So, what is Stardew Valley? It’s a PC game in a similar vein to Harvest Moon, where your character inherits a ramshackle farm, and you must make the farm successful while also integrating yourself into the local community. This second bit might be the most fulfilling part of the game—becoming friends with villagers, fixing up the local community center (or turning it into a Jojo Mart warehouse), and making a family are just a few of the non-farming activities one can partake in. The game works on a time-based system, with each day taking roughly 10 real time minutes and with 28 days in each of the four seasons. These days aren’t all wasted work days; there are birthdays and events that take place on certain days, and villagers have weekly schedules that can also vary with the weather.
So, as far as I’ve written, I’ve described Stardew Valley as a Harvest Moon clone, which, honestly, it kind of is. However, that’s not necessarily a bad thing. The game’s creator understood the strong and weak points of those games and used those to his advantage. The fishing system is now a much less tedious, skill-based mini game. The time curve in many aspects is much kinder in Stardew Valley, allowing you to automate your farm through sprinklers and feeders much faster than any Harvest Moon game I’ve played. Additionally, the ability to craft and place items wherever you’d like allows for more personalized farms that can better cater to the player’s style. For example, I focused on making artisanal goods like wine and cheese for income while my friend would invest in maximizing their farming, which the new level/perk system helps with in promoting diversity in play.
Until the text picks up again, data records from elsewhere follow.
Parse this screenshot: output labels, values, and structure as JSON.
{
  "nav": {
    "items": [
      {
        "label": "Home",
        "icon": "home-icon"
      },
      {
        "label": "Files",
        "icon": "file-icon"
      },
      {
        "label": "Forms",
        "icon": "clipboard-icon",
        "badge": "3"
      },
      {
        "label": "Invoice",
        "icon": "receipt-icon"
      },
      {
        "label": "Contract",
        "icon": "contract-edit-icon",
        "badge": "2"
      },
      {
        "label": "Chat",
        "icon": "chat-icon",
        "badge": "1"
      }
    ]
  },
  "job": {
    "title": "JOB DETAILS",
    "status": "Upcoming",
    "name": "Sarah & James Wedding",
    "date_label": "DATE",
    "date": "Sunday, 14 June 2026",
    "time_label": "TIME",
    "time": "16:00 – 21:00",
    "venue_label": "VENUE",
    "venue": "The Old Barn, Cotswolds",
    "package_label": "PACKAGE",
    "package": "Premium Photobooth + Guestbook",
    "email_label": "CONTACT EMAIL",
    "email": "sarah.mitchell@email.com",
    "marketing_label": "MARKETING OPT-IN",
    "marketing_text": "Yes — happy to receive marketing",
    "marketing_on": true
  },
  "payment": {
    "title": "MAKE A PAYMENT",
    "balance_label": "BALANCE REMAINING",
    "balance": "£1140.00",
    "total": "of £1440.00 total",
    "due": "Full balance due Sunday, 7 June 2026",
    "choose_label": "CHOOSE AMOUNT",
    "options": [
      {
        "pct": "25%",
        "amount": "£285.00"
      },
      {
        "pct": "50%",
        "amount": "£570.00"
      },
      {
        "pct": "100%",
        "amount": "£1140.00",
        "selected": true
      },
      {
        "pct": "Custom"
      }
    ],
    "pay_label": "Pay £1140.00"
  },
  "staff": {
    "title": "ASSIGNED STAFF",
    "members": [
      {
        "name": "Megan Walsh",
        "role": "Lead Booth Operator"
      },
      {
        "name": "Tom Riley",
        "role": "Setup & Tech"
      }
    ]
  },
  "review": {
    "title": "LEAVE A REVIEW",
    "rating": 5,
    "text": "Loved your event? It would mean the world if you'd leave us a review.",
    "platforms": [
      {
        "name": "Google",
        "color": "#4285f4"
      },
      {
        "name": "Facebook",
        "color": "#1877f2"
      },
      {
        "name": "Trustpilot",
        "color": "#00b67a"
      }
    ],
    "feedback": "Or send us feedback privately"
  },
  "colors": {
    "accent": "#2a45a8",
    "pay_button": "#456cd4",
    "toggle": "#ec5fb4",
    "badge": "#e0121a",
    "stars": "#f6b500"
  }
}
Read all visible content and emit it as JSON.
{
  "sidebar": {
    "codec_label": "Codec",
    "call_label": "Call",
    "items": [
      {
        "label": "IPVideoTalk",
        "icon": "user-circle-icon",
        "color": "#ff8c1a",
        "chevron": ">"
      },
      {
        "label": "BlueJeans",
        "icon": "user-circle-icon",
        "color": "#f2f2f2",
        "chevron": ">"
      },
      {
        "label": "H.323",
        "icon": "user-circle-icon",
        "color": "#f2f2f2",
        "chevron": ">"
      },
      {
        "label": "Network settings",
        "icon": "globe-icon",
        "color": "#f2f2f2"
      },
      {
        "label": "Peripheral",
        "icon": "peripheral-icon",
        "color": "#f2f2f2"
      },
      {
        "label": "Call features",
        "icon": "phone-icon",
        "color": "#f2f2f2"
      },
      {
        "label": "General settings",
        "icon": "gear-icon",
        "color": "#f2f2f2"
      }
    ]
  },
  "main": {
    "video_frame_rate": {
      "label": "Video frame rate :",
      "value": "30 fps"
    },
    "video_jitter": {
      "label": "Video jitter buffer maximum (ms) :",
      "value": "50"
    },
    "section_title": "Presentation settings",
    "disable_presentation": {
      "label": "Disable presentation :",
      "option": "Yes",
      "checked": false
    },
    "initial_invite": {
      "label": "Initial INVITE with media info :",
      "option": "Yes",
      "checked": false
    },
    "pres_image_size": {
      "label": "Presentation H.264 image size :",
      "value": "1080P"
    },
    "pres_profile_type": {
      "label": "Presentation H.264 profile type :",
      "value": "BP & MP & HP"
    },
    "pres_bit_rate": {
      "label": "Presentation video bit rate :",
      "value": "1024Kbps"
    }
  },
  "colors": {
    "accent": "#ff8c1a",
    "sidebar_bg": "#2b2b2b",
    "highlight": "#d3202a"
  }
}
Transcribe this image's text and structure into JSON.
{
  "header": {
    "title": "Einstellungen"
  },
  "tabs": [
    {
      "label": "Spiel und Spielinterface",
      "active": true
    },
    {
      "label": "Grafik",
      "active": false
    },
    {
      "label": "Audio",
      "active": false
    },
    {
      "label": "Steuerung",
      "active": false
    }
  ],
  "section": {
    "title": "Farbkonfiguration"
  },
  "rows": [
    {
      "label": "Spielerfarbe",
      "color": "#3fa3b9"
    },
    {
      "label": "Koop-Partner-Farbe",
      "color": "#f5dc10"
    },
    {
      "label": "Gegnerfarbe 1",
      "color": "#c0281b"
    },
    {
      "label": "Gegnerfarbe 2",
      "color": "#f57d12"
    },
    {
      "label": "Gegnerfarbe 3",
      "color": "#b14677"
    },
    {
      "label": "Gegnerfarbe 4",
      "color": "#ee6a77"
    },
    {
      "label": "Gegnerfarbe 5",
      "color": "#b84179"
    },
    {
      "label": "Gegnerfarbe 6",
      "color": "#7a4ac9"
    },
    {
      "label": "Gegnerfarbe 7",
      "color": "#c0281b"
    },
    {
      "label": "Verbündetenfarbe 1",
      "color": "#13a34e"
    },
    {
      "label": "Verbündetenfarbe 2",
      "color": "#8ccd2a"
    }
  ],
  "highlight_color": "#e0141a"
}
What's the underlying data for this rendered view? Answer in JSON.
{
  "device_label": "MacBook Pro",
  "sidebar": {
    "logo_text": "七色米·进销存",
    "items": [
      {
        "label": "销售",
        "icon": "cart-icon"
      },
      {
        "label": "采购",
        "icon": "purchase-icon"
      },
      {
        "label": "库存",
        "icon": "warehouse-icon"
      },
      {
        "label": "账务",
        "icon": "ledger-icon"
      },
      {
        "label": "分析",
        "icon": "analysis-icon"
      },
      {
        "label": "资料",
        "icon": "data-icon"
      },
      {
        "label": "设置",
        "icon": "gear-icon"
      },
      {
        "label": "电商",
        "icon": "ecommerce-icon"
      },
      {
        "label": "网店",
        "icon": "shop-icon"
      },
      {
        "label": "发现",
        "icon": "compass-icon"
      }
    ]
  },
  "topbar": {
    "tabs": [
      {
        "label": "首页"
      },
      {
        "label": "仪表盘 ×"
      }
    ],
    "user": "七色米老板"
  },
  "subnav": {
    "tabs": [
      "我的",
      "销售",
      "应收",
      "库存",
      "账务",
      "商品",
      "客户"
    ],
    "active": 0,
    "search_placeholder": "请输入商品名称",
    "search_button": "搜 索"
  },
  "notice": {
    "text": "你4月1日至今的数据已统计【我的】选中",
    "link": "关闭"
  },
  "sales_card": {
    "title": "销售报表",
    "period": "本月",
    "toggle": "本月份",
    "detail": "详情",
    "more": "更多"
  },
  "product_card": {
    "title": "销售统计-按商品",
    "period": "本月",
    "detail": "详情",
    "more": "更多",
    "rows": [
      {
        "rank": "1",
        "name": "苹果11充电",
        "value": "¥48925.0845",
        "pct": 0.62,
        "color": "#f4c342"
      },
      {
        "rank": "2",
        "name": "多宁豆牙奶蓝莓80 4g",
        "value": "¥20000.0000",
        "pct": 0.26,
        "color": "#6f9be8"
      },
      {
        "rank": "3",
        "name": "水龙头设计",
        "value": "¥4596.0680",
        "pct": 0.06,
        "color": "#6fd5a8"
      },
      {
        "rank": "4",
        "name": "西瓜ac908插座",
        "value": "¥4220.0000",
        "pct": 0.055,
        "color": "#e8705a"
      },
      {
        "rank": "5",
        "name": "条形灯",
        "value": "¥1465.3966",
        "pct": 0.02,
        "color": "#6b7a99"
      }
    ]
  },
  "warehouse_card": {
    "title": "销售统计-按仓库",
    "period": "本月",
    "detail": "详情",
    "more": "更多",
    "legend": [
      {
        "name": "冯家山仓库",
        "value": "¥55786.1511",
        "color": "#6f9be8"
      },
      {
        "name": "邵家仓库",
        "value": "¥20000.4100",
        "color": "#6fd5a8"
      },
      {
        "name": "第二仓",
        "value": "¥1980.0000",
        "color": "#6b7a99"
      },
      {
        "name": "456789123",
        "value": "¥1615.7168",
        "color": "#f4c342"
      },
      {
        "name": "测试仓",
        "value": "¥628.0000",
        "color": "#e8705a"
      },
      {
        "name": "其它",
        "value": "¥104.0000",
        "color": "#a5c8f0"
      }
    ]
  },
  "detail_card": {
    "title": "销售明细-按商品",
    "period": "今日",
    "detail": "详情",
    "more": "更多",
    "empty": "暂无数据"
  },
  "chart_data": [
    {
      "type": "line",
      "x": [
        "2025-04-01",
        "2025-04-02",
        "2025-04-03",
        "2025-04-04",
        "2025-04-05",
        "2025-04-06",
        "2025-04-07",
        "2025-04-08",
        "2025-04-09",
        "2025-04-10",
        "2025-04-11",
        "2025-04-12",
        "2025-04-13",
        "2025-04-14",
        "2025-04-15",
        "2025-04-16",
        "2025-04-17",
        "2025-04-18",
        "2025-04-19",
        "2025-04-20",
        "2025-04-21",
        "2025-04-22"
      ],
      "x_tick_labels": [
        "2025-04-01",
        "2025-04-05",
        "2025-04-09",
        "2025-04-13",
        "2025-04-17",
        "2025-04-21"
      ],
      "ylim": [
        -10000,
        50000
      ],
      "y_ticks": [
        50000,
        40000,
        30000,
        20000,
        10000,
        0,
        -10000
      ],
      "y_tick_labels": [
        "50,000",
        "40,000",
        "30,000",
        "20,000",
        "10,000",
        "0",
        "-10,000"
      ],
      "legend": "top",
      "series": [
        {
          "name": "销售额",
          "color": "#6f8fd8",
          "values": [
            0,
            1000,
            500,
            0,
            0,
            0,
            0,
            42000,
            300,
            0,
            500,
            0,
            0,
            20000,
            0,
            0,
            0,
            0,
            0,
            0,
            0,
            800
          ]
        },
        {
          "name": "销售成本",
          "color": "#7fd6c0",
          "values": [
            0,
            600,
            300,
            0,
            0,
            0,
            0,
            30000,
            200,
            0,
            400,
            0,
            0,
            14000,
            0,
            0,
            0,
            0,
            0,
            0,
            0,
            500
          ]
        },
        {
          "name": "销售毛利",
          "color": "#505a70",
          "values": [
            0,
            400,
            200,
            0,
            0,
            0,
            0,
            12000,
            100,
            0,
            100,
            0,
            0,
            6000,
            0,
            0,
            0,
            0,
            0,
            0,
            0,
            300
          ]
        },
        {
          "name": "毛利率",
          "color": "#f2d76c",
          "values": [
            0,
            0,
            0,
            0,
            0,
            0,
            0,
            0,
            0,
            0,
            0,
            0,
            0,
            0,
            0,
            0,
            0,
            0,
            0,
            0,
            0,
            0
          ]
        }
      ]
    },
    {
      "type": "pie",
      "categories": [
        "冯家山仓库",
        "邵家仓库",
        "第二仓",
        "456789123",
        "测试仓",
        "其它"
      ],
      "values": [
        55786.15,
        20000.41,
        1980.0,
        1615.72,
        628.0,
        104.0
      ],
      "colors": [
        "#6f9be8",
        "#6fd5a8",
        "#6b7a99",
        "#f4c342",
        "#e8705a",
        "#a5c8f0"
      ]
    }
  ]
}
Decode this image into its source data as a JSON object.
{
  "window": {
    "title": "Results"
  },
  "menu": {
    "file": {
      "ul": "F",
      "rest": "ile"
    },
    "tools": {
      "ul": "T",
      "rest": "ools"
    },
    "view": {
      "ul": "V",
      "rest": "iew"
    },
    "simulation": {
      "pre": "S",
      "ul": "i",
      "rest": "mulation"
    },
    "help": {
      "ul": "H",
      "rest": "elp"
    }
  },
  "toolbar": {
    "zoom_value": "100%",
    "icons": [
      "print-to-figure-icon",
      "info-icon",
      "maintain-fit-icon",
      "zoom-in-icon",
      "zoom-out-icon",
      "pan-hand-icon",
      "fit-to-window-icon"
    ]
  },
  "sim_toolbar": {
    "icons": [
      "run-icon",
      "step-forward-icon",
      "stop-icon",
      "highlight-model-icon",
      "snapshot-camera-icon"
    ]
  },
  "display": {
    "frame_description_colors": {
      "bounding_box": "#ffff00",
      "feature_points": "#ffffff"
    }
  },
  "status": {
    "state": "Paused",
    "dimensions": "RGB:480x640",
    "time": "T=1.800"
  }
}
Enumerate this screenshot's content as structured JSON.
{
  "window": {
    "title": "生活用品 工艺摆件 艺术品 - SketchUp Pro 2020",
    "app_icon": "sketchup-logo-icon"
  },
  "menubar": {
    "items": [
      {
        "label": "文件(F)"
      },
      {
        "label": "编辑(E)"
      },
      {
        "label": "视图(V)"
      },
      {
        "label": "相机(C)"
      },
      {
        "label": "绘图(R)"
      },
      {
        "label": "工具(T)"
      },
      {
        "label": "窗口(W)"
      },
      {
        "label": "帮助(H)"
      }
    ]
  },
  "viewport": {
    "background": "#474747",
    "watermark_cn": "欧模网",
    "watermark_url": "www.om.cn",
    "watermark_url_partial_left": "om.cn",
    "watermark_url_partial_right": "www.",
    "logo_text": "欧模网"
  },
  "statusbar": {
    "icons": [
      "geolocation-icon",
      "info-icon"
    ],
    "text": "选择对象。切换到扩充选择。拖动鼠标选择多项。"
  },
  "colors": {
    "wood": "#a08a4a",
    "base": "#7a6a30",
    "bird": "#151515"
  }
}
I mentioned the game’s creator before, but I should actually describe him as the sole creator. One man, Eric Barone, created the game that captured the best aspects of Harvest Moon that the newer titles haven’t captured well—for example, having clear regimented goals. In Stardew Valley, there is a clear list of items to acquire to improve your farm and fix the community center, with quests to unlock areas around the town, which stands in contrast to the obfuscated method of blind play—provided you don’t use a walkthrough—present in Harvest Moon. And as I mentioned before, Stardew Valley is much kinder to your patience and time. While it certainly makes the game easier that your buildings can’t be destroyed and your animals can’t be killed, I think that’s a fair alternative to Harvest Moon, where it could take a whole in-game year to replace your barn and get your friendship levels with your animals to the same level. I don’t want to seem like a lazy so-and-so, but wasting about 18 hours to get to the same point I was at before just doesn’t appeal to me.
But I think the best part of Stardew Valley is being able to talk about my farm and strategies with friends who also own it. This promotes a real life social aspect to the game that I was never able to get out of Harvest Moon growing up—which, to be fair, was not the fault of the game. But with a cooperative addition to Stardew Valley coming soon, this will create a larger gap in the differences between the two games. For only $15, I got an incredibly entertaining game that not only sated my nostalgia, but also my gaming bug. Even my friends that had not played Harvest Moon before love the game, telling me that Stardew Valley stands on its own as a good experience and not just an attempt at being a hollow copy of a childhood classic. With tuned and tight gameplay, which can be played in a realistic and rewarding time frame, Stardew Valley is a must-buy for those looking for a relaxing, casual experience—but be prepared for the struggle of saying, “maybe I’ll just go for one more day.”